After the merger, shares of the company continued trading on the London, New York and Toronto stock exchanges. But the London-listed shares, while having the same economic interest in the company, were not exchangeable into normal stock. These shares traded at a steep discount of 20 per cent to the North American ones. In a world where arbitrage is possible, that shouldn't happen.

Mr. Tattersall explains that the discount was the result of two forces. First, arbitrage desks at dealers were stripped of their capital because of the financial crisis and therefore couldn't short sell the stock in North America while buying in Britain, which would normally close the gap. (A short sale occurs when the seller borrows stock from a brokerage, and sells it, expecting the price to fall. If it does, the seller will buy stock at the lower price to replace the stock that was borrowed.)

The second reason was that European analysts were bearish on the stock because Reuters had been a dog. Heathbridge, which owned Thomson in its portfolios, sold the stock in North America and bought the London variety.

Mr. Tattersall and his partners figured that eventually, that gap would close. They were right; Thomson exchanged the stock for regular shares. The stock went up 40 per cent. Plus, it paid a 5-per-cent dividend. It's nice to make 65 points on a top-drawer blue chip.

Heathbridge also played the financial sector well, selling most of its bank stocks in mid-2006 - "a little early" Mr. Tattersall acknowledges. The crew didn't like the risks the banks were taking with their balance sheets, even Toronto-Dominion Bank, their favourite (Heathbridge only buys one stock per sector). They sold the rest of their TD shares last fall at $68. They bought the stock back in the subsequent equity offering at $39.

With respect to U.S. financial services companies, Heathbridge's bet was Wells Fargo . They picked up the stock last fall in the $20s (U.S.), then watched it drop to $8 in March as the markets plummeted and fears of nationalization mounted. Yet Mr. Tattersall and his partners, Robert Richards and Rupel Ruparelia, reasoned that the bank's fee-based earnings, from its commercial real estate, insurance brokerages and mutual fund business, were not properly understood. The bank had ventured into these businesses through acquisitions, resulting in a lot of goodwill on the balance sheet. Government stress tests, meanwhile, didn't consider goodwill a real asset, even though in this case it was. The bank also enjoyed huge retail interest rate spreads - a big driver of earnings.

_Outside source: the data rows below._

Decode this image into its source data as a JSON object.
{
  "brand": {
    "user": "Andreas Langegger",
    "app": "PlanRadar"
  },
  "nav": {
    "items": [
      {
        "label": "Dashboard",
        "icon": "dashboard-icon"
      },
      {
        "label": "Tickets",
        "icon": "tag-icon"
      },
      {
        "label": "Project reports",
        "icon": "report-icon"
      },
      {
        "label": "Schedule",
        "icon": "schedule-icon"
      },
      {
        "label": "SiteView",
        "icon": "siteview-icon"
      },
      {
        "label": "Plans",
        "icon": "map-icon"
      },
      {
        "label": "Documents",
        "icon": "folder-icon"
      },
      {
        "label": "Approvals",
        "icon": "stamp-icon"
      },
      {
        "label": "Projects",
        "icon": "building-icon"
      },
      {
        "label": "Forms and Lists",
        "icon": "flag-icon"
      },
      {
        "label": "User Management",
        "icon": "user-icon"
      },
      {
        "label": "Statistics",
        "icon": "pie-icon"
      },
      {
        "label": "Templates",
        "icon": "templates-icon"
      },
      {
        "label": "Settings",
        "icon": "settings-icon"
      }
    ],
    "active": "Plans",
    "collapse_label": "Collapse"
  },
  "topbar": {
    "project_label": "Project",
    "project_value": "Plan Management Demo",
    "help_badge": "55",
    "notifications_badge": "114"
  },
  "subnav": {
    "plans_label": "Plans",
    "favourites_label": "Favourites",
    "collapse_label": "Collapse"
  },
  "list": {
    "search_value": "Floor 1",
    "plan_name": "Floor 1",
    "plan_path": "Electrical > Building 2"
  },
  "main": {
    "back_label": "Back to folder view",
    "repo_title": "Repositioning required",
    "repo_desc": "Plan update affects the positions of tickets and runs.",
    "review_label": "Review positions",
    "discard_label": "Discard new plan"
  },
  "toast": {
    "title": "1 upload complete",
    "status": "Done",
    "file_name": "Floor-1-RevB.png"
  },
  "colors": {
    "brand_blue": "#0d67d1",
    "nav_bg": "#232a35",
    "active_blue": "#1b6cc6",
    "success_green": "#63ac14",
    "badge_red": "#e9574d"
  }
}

What did they do? Bought more. The stock today? $28.

"If shoes or milk are on sale, you buy more. When stocks are on sale, people panic," Mr. Tattersall says.

That phenomenon was also evident in gold shares, which last fall fell between 50 and 90 per cent, although gold was down only 20 per cent. That didn't make sense, so the team bought Barrick Gold enthusiastically at $25 (Canadian). It's $40 today.

Ask Mr. Tattersall to sum up the firm's philosophy and he loosely quotes legendary investor Warren Buffett: "Extraordinary investors don't require extraordinary intelligence, they require extraordinary discipline."

I'd add to this that they require extraordinary due diligence and intestinal fortitude.

There's another quality that makes companies like Heathbridge more attractive than mutual funds. Heathbridge is an investment counsel; it doesn't pool funds, it manages separate accounts, although they have largely similar portfolios.

This is more tax efficient. When you buy into a mutual fund, you can end up paying taxes on gains you didn't benefit from. For example, if a fund sells a big winner the day after you buy in, you'll get a tax bill (if it's outside your RRSP) even though you didn't benefit.

The bigger problem is the flow of money. Successful funds tend to attract a lot of new cash. Often, the manager wants to maintain his portfolio weightings, meaning as his fund grows, he may end up using that money to buy more of stocks that have gone up a lot. That's often a recipe for disaster.

The only downside to investment counsel firms like Heathbridge? You need a few hundred thousand to become a client. Makes you want to work hard.